It finally snowed here in Minnesota (righting a cosmic wrong).
Christmas is over and I’m feeling the let-down. I’m sitting by the fire in our kitchen at dusk with a cup of hot chocolate as I write this. Maggie insists I call it hot chocolate instead of cocoa. No idea why.
The Christmas decorations are packed away til next year. Ornaments made with chubby hands and glue of love. Unusual baubles brought from far flung places. Decorations marking special times.
As I pack up Christmas I feel so conflicted…
I love and hate this time of year.
I hate it that it’s the end of my favorite season. The end of twinkle lights and anticipation, shining stars and awe-struck shepherds. Putting things away is such a mark of endings, while Jesus is the celebration of new beginnings that I love.
Jesus. Every-day grace and fresh starts. Every day. Not just at Christmas and not just at New Years.
As I’m taking down decorations and wrapping up the creche I get to thinking there’s really no way to pack Jesus away.
I think of this Frederick Buechner quote:
“Those who believe in God can never in a way be sure of him again.

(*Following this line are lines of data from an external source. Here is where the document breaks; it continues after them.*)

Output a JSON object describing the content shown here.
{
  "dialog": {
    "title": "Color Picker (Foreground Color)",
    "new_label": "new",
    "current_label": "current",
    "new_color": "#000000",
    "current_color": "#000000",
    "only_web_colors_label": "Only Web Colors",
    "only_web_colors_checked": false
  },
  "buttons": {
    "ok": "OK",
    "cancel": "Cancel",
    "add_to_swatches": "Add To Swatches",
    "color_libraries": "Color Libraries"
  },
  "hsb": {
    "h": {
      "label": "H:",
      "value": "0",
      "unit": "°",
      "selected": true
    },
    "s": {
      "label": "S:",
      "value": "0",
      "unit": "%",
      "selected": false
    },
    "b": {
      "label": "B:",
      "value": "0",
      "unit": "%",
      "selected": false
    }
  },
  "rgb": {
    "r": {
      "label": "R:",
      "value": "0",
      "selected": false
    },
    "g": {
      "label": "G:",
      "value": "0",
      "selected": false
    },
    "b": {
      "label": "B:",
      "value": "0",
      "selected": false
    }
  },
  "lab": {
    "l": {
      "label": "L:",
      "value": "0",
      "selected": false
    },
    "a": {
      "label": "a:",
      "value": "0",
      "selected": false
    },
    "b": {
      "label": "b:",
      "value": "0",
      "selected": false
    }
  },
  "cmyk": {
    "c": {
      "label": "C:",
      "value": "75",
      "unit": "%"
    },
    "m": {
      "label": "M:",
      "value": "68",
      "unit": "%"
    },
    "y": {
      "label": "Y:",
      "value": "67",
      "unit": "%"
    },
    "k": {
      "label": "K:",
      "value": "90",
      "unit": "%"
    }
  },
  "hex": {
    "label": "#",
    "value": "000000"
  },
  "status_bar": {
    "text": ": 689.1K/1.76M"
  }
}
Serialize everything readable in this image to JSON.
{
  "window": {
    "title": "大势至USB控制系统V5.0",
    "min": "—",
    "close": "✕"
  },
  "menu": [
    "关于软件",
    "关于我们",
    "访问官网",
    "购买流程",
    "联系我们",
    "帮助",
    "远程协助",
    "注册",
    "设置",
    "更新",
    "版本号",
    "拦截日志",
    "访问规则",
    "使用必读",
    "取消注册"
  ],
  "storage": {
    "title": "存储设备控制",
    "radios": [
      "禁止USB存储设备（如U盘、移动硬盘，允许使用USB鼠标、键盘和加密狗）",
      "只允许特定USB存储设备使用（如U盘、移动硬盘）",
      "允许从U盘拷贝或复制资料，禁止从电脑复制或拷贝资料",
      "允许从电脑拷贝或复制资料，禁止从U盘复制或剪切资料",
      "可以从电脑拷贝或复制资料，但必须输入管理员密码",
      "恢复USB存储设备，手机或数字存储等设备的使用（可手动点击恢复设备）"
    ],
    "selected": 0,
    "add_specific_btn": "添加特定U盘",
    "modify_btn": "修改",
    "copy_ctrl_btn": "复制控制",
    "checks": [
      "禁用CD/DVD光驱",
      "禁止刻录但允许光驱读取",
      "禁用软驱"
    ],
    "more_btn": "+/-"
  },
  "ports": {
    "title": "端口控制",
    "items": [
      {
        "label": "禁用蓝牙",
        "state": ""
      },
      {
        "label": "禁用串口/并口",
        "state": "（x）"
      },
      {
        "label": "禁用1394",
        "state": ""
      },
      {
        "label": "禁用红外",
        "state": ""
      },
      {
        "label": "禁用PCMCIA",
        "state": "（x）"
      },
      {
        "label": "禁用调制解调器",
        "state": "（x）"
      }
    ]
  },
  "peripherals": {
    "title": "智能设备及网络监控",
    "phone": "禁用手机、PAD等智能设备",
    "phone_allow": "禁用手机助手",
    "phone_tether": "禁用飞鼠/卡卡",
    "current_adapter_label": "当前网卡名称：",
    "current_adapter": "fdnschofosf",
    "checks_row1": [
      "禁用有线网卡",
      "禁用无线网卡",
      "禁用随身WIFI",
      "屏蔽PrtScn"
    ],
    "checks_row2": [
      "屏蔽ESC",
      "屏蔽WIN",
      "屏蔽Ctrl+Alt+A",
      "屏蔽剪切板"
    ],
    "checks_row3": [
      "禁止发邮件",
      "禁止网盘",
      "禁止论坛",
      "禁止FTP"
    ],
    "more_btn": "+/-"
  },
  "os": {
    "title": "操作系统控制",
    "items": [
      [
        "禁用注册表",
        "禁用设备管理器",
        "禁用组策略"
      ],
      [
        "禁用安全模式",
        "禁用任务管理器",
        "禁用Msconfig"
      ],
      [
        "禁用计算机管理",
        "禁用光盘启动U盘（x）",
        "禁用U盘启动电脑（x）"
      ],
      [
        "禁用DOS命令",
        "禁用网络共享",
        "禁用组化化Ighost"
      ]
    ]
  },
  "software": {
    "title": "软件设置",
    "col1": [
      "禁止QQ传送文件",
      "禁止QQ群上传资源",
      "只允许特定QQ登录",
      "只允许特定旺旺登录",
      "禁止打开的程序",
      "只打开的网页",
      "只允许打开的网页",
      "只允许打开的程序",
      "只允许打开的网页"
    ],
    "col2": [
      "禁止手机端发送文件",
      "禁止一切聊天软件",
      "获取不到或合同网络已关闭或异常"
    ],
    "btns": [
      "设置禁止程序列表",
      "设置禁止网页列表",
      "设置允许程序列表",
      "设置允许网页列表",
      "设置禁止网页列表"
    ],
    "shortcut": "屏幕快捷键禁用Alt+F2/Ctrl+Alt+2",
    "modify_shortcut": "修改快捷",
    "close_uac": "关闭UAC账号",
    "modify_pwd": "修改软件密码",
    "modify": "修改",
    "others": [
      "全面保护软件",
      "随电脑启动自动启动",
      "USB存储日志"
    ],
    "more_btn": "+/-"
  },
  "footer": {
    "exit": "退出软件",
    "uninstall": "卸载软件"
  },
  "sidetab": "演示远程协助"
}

Once they have seen him in a stable, they can never be sure where he will appear or to what lengths he will go or to what ludicrous depths of self-humiliation he will descend in his wild pursuit of us.
If holiness and the awful power and majesty of God were present in the least auspicious of all events, this birth of a peasant’s child, then there is no place or time so lowly and earthbound but that holiness can be present there, too.
And this means that we are never safe, that there is no place where we can hide from God, no place where we are safe from his power to break in two and recreate the human heart because it is just where he seems most helpless that he is most strong, and just where we least expect him that he comes most fully.”
Isn’t that great? “no place or time so lowly and earthbound but that holiness can be present there, too…”
The decorations that heralded Jesus’ birth may be packed away, but He is not. He’s here! Among us and in us and around us…holiness invading and redeeming the ordinary and the ugly and the broken.
The holy is hiding in the humble.
Jesus is not just found in the dramatic, but also waiting to be discovered amid dirty dishes, diapers and dead-ends.
Today, is an “after Christmas” day, a back-to-routine and back-to-work day, but we continue to look for the fingerprints of God amidst the smudges of sticky toddler hands, in the wrinkles of an elderly hand we grasp, around the table as we hold hands to pray.
The breath of heaven is still here, to be felt gentle on our face if we pay attention.
Where are you seeing everyday grace and the fingerprints of God today?